—David Wells
Above All Earthly Pow’rs: Christ in a Postmodern World

Via: Tim Phillips

The False Gospel of Prosperity

In light of this article titled “Believers Invest in the Gospel of Getting Rich” on the front page of the New York Times, I thought I would re-post this video of John Piper addressing the so-called “Prosperity Gospel.”

Please pray that the light of the true gospel of Jesus Christ will shine forth in this world and that Jesus will not be seen as the means to the end – but the end itself.

Do not lay up for yourselves treasures on earth, where moth and rust destroy and where thieves break in and steal, but lay up for yourselves treasures in heaven, where neither moth nor rust destroys and where thieves do not break in and steal. For where your treasure is, there your heart will be also.

—Matthew 6:19-21

And behold, a man came up to him, saying, “Teacher, what good deed must I do to have eternal life?” And he said to him, “Why do you ask me about what is good? There is only one who is good. If you would enter life, keep the commandments.” He said to him, “Which ones?” And Jesus said, “You shall not murder, You shall not commit adultery, You shall not steal, You shall not bear false witness, Honor your father and mother, and, You shall love your neighbor as yourself.” The young man said to him, “All these I have kept. What do I still lack?” Jesus said to him, “If you would be perfect, go, sell what you possess and give to the poor, and you will have treasure in heaven; and come, follow me.” When the young man heard this he went away sorrowful, for he had great possessions.

And Jesus said to his disciples, “Truly, I say to you, only with difficulty will a rich person enter the kingdom of heaven.

—Matthew 9:16-23

Then Jesus told his disciples, “If anyone would come after me, let him deny himself and take up his cross and follow me. For whoever would save his life will lose it, but whoever loses his life for my sake will find it. For what will it profit a man if he gains the whole world and forfeits his soul? Or what shall a man give in return for his soul? For the Son of Man is going to come with his angels in the glory of his Father, and then he will repay each person according to what he has done. Truly, I say to you, there are some standing here who will not taste death until they see the Son of Man coming in his kingdom.”

—Matthew 16:24-28

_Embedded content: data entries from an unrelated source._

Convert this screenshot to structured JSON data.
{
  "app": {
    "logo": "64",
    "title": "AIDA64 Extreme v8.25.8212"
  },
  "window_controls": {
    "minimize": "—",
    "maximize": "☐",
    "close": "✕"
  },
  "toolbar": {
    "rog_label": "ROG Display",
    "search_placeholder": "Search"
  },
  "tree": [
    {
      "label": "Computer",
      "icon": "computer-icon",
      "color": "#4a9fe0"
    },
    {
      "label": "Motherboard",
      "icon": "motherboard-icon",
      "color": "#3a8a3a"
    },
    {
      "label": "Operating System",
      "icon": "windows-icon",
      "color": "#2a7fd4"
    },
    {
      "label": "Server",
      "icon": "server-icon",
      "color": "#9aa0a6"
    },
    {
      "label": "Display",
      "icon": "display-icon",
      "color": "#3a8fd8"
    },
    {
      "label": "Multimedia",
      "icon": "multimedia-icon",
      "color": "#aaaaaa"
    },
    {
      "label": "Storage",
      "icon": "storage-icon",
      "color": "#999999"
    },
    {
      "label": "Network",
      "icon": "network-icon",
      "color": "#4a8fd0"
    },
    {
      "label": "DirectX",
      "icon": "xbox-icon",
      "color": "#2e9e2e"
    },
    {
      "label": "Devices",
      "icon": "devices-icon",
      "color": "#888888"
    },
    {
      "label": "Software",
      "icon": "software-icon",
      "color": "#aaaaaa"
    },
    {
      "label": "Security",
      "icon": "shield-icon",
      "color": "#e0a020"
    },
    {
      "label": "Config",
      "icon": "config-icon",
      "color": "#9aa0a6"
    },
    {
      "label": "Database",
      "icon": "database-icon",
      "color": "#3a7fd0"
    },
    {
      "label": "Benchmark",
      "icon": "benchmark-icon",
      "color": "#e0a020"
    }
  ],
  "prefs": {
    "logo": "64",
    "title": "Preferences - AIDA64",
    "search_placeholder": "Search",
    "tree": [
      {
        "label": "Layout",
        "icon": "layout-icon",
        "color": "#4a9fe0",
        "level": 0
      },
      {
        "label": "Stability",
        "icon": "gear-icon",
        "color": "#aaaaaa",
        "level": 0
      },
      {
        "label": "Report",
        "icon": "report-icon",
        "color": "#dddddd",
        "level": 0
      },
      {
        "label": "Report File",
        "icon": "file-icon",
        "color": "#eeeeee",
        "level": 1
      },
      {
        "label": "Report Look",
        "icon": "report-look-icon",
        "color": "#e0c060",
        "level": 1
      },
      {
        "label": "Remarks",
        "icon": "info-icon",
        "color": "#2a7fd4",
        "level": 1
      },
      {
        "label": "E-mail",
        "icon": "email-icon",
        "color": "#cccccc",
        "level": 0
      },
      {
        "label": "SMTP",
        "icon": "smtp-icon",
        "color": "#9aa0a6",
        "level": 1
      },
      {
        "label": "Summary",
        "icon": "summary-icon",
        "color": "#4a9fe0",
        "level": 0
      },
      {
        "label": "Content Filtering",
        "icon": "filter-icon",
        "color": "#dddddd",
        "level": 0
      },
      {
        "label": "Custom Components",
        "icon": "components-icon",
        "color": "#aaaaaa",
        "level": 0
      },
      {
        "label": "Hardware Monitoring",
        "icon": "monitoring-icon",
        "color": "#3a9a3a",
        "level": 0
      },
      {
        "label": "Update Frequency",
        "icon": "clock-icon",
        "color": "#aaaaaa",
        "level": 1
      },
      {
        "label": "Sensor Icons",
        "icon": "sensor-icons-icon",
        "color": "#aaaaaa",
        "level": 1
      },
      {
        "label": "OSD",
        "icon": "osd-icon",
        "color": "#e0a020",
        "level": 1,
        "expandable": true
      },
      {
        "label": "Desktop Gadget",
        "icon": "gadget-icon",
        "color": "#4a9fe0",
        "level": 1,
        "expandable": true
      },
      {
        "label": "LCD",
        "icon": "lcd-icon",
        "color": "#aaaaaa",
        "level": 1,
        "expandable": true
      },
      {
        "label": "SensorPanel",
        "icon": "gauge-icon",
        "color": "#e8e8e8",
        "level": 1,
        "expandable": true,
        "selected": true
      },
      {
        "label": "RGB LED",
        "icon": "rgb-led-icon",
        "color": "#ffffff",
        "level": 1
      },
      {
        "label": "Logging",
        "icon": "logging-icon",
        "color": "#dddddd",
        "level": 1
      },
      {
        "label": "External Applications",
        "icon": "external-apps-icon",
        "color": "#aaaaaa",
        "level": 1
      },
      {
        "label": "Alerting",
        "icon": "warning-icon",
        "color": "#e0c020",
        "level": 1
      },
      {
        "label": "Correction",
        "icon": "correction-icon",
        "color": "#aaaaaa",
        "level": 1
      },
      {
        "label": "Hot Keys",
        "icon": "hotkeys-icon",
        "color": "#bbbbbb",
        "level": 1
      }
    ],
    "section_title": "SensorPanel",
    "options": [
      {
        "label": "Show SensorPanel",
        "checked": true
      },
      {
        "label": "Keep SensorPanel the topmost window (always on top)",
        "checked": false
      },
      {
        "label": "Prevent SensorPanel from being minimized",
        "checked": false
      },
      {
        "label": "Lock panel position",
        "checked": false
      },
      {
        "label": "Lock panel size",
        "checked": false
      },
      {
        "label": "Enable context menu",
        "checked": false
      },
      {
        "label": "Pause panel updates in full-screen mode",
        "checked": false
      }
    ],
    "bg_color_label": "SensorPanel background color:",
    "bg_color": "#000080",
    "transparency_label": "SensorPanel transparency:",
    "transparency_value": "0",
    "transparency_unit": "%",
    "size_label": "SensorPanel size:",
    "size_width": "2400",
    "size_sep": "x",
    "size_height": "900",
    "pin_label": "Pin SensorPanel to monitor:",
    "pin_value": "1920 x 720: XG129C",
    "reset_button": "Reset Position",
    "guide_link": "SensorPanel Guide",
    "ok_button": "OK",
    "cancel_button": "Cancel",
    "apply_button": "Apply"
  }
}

MP3 Sermons vs Your Pastor’s Sermons

The repository of MP3 sermon audio on the Internet is vast and varied and easy to tap. Take your choice between living preachers, dead preachers, close preachers, and preachers on the opposite side of the globe. It doesn’t matter. With a click of the mouse a file rushes into your computer where it can be flushed through a cord into your iPod where it streams into your head through earbuds. Enjoy the thrill of a computer filled with hundreds of hours of audio sermons!

Now think of your pastor. He’s not unaware of this availability; he knows you have been downloading sermons all week as he has invested 20+ hours into preparing his sermon for Sunday. And stack his Sunday message against the Sunday sermons of preaching celebrities X, Y, and Z and there is no comparison.

Or is there?

According to the late Martyn Lloyd-Jones, a man who knew a bit about the art and craft of preaching, MP3 sermons are no match for your pastor’s pulpit. He said:

There is a unity between preacher and hearers and there is a transaction backwards and forwards. That, to me, is true preaching. And that is where you see the essential difference between listening to preaching in a church and listening to a sermon on the television or on the radio. You cannot listen to true preaching in detachment and you must never be in a position where you can turn it off. (Banner of Truth Magazine, Feb 1990)

Good thoughts to consider as we prepp for Sunday worship.

Via: Tony Reinke